Output all of the listing, leaving every line exactly as written.

[[ RECORDS TO USE open ]]

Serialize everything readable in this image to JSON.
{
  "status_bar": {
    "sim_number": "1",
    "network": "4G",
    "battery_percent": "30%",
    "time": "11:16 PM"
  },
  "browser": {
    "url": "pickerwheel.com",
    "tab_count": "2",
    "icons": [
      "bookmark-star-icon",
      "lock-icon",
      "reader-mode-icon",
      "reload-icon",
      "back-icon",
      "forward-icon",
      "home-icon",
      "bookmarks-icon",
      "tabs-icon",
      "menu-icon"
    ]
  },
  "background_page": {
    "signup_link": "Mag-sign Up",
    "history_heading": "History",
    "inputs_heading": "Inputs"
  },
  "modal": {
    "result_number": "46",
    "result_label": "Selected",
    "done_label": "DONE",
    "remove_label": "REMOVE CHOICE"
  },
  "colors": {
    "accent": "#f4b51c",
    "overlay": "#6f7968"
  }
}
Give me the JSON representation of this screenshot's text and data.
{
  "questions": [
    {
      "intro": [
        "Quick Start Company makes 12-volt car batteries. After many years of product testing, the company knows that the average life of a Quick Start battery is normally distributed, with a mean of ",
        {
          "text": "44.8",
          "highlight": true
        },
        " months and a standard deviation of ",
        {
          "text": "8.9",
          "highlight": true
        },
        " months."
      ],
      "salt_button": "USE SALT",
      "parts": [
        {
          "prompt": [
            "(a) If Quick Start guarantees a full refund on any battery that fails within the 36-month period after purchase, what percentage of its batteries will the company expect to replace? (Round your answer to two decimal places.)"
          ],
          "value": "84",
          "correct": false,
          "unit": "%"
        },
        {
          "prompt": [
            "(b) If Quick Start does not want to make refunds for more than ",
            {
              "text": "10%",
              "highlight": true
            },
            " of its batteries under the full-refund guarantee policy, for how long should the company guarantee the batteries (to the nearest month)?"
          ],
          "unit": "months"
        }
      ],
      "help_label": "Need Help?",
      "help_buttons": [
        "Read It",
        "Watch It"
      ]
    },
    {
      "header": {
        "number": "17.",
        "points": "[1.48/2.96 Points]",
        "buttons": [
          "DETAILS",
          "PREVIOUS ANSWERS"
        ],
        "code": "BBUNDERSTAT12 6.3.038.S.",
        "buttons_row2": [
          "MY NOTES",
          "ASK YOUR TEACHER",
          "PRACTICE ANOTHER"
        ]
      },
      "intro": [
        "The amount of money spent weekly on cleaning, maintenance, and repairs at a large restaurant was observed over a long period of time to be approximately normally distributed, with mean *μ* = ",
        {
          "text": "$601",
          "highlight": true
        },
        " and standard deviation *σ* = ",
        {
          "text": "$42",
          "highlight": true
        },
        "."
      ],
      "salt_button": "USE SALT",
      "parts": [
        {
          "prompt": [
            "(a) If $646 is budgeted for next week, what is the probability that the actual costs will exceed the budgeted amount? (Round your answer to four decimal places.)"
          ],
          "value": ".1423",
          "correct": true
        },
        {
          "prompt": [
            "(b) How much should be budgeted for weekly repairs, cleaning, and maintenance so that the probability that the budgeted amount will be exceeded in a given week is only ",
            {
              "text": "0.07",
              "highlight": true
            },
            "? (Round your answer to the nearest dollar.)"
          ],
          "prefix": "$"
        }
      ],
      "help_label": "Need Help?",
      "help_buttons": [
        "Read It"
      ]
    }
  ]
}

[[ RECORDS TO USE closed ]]

REPLY TO THE TASK:
Serialize everything readable in this image to JSON.
{
  "status_bar": {
    "sim_number": "1",
    "network": "4G",
    "battery_percent": "30%",
    "time": "11:16 PM"
  },
  "browser": {
    "url": "pickerwheel.com",
    "tab_count": "2",
    "icons": [
      "bookmark-star-icon",
      "lock-icon",
      "reader-mode-icon",
      "reload-icon",
      "back-icon",
      "forward-icon",
      "home-icon",
      "bookmarks-icon",
      "tabs-icon",
      "menu-icon"
    ]
  },
  "background_page": {
    "signup_link": "Mag-sign Up",
    "history_heading": "History",
    "inputs_heading": "Inputs"
  },
  "modal": {
    "result_number": "46",
    "result_label": "Selected",
    "done_label": "DONE",
    "remove_label": "REMOVE CHOICE"
  },
  "colors": {
    "accent": "#f4b51c",
    "overlay": "#6f7968"
  }
}
Give me the JSON representation of this screenshot's text and data.
{
  "questions": [
    {
      "intro": [
        "Quick Start Company makes 12-volt car batteries. After many years of product testing, the company knows that the average life of a Quick Start battery is normally distributed, with a mean of ",
        {
          "text": "44.8",
          "highlight": true
        },
        " months and a standard deviation of ",
        {
          "text": "8.9",
          "highlight": true
        },
        " months."
      ],
      "salt_button": "USE SALT",
      "parts": [
        {
          "prompt": [
            "(a) If Quick Start guarantees a full refund on any battery that fails within the 36-month period after purchase, what percentage of its batteries will the company expect to replace? (Round your answer to two decimal places.)"
          ],
          "value": "84",
          "correct": false,
          "unit": "%"
        },
        {
          "prompt": [
            "(b) If Quick Start does not want to make refunds for more than ",
            {
              "text": "10%",
              "highlight": true
            },
            " of its batteries under the full-refund guarantee policy, for how long should the company guarantee the batteries (to the nearest month)?"
          ],
          "unit": "months"
        }
      ],
      "help_label": "Need Help?",
      "help_buttons": [
        "Read It",
        "Watch It"
      ]
    },
    {
      "header": {
        "number": "17.",
        "points": "[1.48/2.96 Points]",
        "buttons": [
          "DETAILS",
          "PREVIOUS ANSWERS"
        ],
        "code": "BBUNDERSTAT12 6.3.038.S.",
        "buttons_row2": [
          "MY NOTES",
          "ASK YOUR TEACHER",
          "PRACTICE ANOTHER"
        ]
      },
      "intro": [
        "The amount of money spent weekly on cleaning, maintenance, and repairs at a large restaurant was observed over a long period of time to be approximately normally distributed, with mean *μ* = ",
        {
          "text": "$601",
          "highlight": true
        },
        " and standard deviation *σ* = ",
        {
          "text": "$42",
          "highlight": true
        },
        "."
      ],
      "salt_button": "USE SALT",
      "parts": [
        {
          "prompt": [
            "(a) If $646 is budgeted for next week, what is the probability that the actual costs will exceed the budgeted amount? (Round your answer to four decimal places.)"
          ],
          "value": ".1423",
          "correct": true
        },
        {
          "prompt": [
            "(b) How much should be budgeted for weekly repairs, cleaning, and maintenance so that the probability that the budgeted amount will be exceeded in a given week is only ",
            {
              "text": "0.07",
              "highlight": true
            },
            "? (Round your answer to the nearest dollar.)"
          ],
          "prefix": "$"
        }
      ],
      "help_label": "Need Help?",
      "help_buttons": [
        "Read It"
      ]
    }
  ]
}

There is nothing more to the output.